16 men from New Zealand received the Victoria Cross, Britain’s highest award for gallantry, during the First World War. As part of the Centenary Commemorations the people of the United Kingdom marked their gratitude to those courageous men by presenting a bronze memorial plaque to their home country engraved with their
names. The plaque is now displayed in the grounds of the New Zealand Parliament, Wellington. This archive tells their stories.
Name: Richard Travis
DOB: 6 April 1884
Place of Birth: Opotiki, New Zealand
Date of Action: 24 July 1918
Place of Action: Rossignol Wood, France
Regiment: 2nd Battalion, Otago Infantry Regiment, New Zealand Expeditionary Force
Richard Travis was born Dickson Savage in 1884 in Opotiki, New Zealand, but he changed his name to Travis to make a clean break after claims of impropriety.
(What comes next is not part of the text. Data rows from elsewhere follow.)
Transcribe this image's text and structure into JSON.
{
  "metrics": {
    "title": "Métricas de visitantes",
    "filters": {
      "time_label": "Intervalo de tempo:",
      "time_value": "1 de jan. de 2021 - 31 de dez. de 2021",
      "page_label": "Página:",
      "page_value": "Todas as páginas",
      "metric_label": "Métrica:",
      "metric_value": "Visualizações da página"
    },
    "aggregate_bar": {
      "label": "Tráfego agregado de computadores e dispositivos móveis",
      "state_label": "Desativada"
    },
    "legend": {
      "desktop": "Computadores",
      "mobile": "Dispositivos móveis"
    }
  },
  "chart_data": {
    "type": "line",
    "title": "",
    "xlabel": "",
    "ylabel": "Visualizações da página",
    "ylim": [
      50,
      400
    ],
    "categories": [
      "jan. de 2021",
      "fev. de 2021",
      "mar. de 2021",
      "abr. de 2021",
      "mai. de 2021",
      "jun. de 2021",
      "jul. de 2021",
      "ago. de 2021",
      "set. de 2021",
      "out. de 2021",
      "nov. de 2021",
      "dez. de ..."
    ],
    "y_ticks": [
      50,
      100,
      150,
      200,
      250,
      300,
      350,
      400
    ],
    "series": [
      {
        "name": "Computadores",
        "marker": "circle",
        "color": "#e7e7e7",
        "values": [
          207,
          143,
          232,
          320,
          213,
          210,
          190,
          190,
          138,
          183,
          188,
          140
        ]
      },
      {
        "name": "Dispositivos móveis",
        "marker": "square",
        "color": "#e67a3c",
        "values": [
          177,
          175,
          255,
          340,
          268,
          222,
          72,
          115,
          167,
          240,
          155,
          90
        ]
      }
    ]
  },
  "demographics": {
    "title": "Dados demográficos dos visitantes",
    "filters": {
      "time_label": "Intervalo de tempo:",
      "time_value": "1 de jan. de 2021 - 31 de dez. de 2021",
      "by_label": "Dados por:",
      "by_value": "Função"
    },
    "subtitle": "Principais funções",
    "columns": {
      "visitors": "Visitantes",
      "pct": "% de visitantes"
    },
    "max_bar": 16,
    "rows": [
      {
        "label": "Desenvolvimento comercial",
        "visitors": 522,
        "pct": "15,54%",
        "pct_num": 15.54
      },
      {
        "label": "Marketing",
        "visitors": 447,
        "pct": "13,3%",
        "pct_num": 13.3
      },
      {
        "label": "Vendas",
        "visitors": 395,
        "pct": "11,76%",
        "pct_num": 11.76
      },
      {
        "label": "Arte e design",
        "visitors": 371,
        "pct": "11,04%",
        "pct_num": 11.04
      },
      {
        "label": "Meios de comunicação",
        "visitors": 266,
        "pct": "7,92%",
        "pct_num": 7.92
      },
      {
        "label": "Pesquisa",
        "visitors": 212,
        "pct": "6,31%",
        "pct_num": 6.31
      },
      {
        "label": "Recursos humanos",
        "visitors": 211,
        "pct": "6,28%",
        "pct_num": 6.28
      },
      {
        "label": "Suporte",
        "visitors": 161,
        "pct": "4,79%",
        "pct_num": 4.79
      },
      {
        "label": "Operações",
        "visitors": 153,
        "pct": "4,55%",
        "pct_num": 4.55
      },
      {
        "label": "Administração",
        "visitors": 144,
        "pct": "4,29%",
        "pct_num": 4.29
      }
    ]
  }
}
He worked as a farm hand and horse breaker before enlisting in the New Zealand Expeditionary Force, less than a month after the outbreak of the First World War.
Travis served briefly in Gallipoli before being sent to the Western Front where he earned a reputation as a scout. He was awarded the Distinguished Conduct Medal in September 1916 for his actions in the Somme, and in 1918 he earned the Belgian Croix de Guerre and later the Military Medal. He was awarded the Victoria Cross posthumously for his actions on 24 July 1918 at Rossignol Wood in France. His citation reads:
For most conspicuous bravery and devotion to duty. During ‘surprise’ operations it was necessary to destroy an impassable wire block. Sjt. Travis, regardless of personal danger, volunteered for this duty. Before zero hour, in broad daylight and in close proximity to enemy posts he crawled out and successfully destroyed the block with bombs, thus enabling the attacking parties to pass through. A few minutes later a bombing party on the right of the attack was held up by two enemy machine guns, and the success of the whole operation was in danger. Perceiving this Sjt. Travis with great gallantry and utter disregard of danger, rushed the position, killed the crews and captured the guns. An enemy officer and three men immediately rushed at him from a bend in the trench and attempted to retake the guns. These four he killed single handed, thus allowing the bombing party on which much depended to advance. The success of the operation was almost entirely due to the heroic work of this gallant N.C.O. and the vigour with which he made and used opportunities for inflicting casualties on the enemy. He was killed 24 hours later when, in a most intense bombardment prior to an enemy counter-attack, he was going from post to post encouraging the men.
Sergeant Travis was killed by shellfire the following day. He was buried at Couin in France.